Chocolate Health Benefits:
Researchers have known for many years that chocolate has health benefits. It has been shown to decrease blood pressure, have a positive impact on cholesterol levels, and it is very rich in antioxidants – all good things for our health. So what’s the magic in chocolate?
Raw cacao (the seed from cacao fruit where chocolate is derived from) is naturally high in flavanols which are antioxidant compounds. Flavanols have been shown to help with the process of vasodilation in the body which improves blood flow. This ultimately lowers blood pressure in those with systolic hypertension.

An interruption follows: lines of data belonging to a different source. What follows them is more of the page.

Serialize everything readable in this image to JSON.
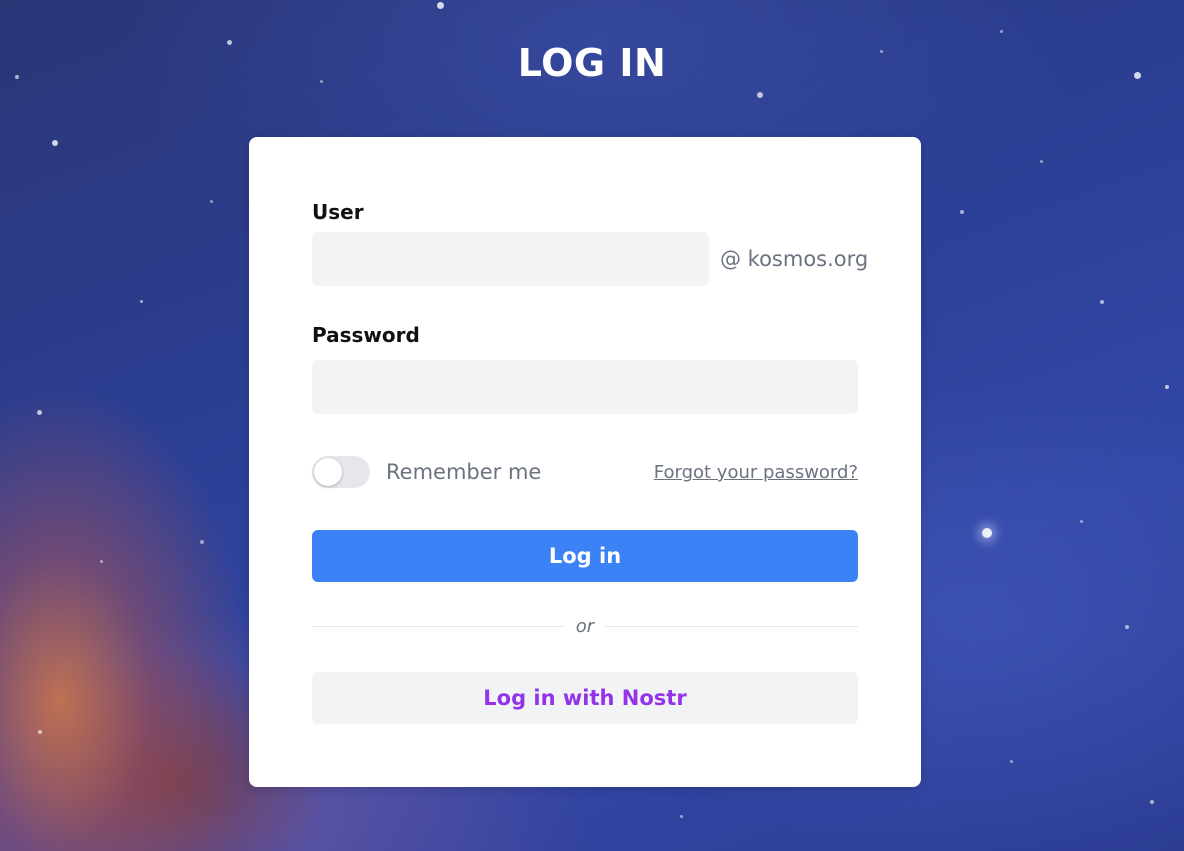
{
  "page": {
    "title": "LOG IN"
  },
  "form": {
    "user_label": "User",
    "user_value": "",
    "user_placeholder": "",
    "domain_suffix": "@ kosmos.org",
    "password_label": "Password",
    "password_value": "",
    "password_placeholder": "",
    "remember_me_label": "Remember me",
    "remember_me_checked": false,
    "forgot_password_link": "Forgot your password?",
    "login_button": "Log in",
    "divider_text": "or",
    "nostr_button": "Log in with Nostr"
  },
  "colors": {
    "primary_button": "#3b82f6",
    "nostr_text": "#9333ea",
    "muted_text": "#6b7280",
    "input_background": "#f2f3f5"
  },
  "icons": {
    "remember_toggle": "toggle-switch-off"
  }
}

Various compounds in cacao appear to be protective against the oxidation of LDL cholesterol as well. While eating dark chocolate may not actually lower your cholesterol, it can assist in preventing it from getting higher.
There are other lofty health claims for chocolate out there including a improved brain/cognitive function, reducing the chances of having a stroke, reduced stress levels, and more. Currently, there is little scientific research to back these claims and more research studies need to be conducted before they can be added to the list of health benefits. We are slowly understanding the full health benefits of chocolate but so far, the case for chocolate is looking good!
Which Chocolate is Best?
So we know cacao has health benefits but what about milk chocolate, white chocolate, and dark chocolate?
We do have to remember that most chocolate treats are very high in sugar which will counteract the health benefits. The benefits of chocolate come from the cacao itself which is very bitter on its own. Put simply, the darker the chocolate, the more benefits you will receive.
Milk chocolate contains very little amounts of cacao and high quantities of sugar. The high sugar content makes milk chocolate more of a treat/candy rather than a health food.
White chocolate has a dirty little secret - it isn’t actually chocolate at all. White "chocolate" contains no cacao and is mainly milk and sugar therefore does not have any of the benefits of cacao.
In order to receive the heart health benefits of chocolate, it is recommended to consume 1 ounce or less (usually one square) of high quality dark chocolate made with at least 70% pure cacao each day.
This may be bad news for some as dark chocolate with 70% cacao is fairly bitter when compared to your standard Hershey’s milk chocolate bar. Others can’t seem to get enough of the rich dark chocolate flavor. Whatever your preferences, chocolate should be consumed in small amounts (1 ounce or less) and enjoyed often.
This valentine’s day (or any day for that matter) buy yourself or a loved one a bar of quality 70% cacao dark chocolate. Your heart and taste buds will thank you!
Post by: Abby Douglas, RD, LD
This blog is co-authored by Synergy's team of Registered Dietitian Nutritionists, Licensed Massage Therapists, and Diabetes Educators practicing in Bend, Oregon. As providers following Health at Every Size® (HAES) and Body Trust® philosophies, they strive to help EVERY BODY thrive.